I would like to know of such tools...
- Use as many threads as CPUs available on the platform
ExecutorService e = Executors.newFixedThreadPool(Runtime.getRuntime().availableProcessors());
Within each thread open both files as READ ONLY and map a non-overlapping segments of the files to
FileChannel fc1 = new RandomAccessFile(new File("/path/to/file1"), "ro").getChannel();
MappedByteBuffer mem1 = fc1.map(FileChannel.MapMode.READ_ONLY, offset, BUFFER_SIZE);
FileChannel fc2 = new RandomAccessFile(new File("/path/to/file2"), "ro").getChannel();
MappedByteBuffer mem2 = fc2.map(FileChannel.MapMode.READ_ONLY, offset, BUFFER_SIZE);
Now instead of jumping to random byte within the files, make the jumps to sequential offsets of the files, comparing BUFFER_SIZE bytes chunks at the time per each thread in number_of_available_cores threads simultaneously.
Adjusting the BUFFER_SIZE to the block size on the disk, and the page size in Virtual Memory should yield much desired speedup.
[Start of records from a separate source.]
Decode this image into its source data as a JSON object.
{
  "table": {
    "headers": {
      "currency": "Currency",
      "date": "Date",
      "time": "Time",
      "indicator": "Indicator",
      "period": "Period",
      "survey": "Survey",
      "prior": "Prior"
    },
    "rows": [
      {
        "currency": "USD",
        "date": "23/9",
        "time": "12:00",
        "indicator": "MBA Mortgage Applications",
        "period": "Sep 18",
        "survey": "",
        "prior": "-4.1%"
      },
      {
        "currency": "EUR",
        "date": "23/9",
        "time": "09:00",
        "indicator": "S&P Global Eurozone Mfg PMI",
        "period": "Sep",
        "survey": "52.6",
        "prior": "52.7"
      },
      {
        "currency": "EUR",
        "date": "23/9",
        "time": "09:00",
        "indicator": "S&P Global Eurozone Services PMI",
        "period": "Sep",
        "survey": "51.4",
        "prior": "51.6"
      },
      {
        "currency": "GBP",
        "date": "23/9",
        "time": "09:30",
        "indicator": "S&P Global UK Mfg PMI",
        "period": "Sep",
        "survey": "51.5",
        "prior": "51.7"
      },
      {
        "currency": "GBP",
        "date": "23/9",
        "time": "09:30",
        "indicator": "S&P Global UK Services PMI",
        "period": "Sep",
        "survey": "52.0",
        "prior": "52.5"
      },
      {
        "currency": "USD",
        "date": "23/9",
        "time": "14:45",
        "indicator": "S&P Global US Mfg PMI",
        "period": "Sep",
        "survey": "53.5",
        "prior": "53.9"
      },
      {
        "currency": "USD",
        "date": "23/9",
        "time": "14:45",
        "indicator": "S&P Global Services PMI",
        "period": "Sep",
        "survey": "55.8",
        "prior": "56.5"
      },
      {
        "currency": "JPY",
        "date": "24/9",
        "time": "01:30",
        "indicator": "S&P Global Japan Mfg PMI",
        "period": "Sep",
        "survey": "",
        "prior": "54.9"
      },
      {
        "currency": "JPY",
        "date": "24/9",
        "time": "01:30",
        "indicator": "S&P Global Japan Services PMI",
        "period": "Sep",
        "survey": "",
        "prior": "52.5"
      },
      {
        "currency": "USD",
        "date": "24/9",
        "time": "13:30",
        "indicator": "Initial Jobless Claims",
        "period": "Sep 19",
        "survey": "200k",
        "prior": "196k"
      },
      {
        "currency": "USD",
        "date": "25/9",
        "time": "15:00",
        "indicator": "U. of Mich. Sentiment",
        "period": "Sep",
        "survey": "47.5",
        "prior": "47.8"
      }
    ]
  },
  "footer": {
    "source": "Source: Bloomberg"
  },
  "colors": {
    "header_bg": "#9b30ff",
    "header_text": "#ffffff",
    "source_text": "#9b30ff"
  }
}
The biggest slowdown of the whole comparison will come from Virtual Memory's PAGE FAULTS, SWAPPING, and worst of all THRASHING.
See here for more information about monitoring VirtMem performance of your code on Linux. On Windows VMMap could be of help. See also this TechNet article on the various counters available in Windows and This article explaining VirtMem workings on Windows
Above also means that sequential processing instead of random jumps produces better results, as it leads to less PAGE_FAULTS and minimizes VirtMem page THRASHING
Holding the bit vector in memory of the chunks already verified, you can calculate precise certainty of the equality. Then when the decision to compare the whole file is made, all you have to do is visit the not-yet-visited chunks of the files.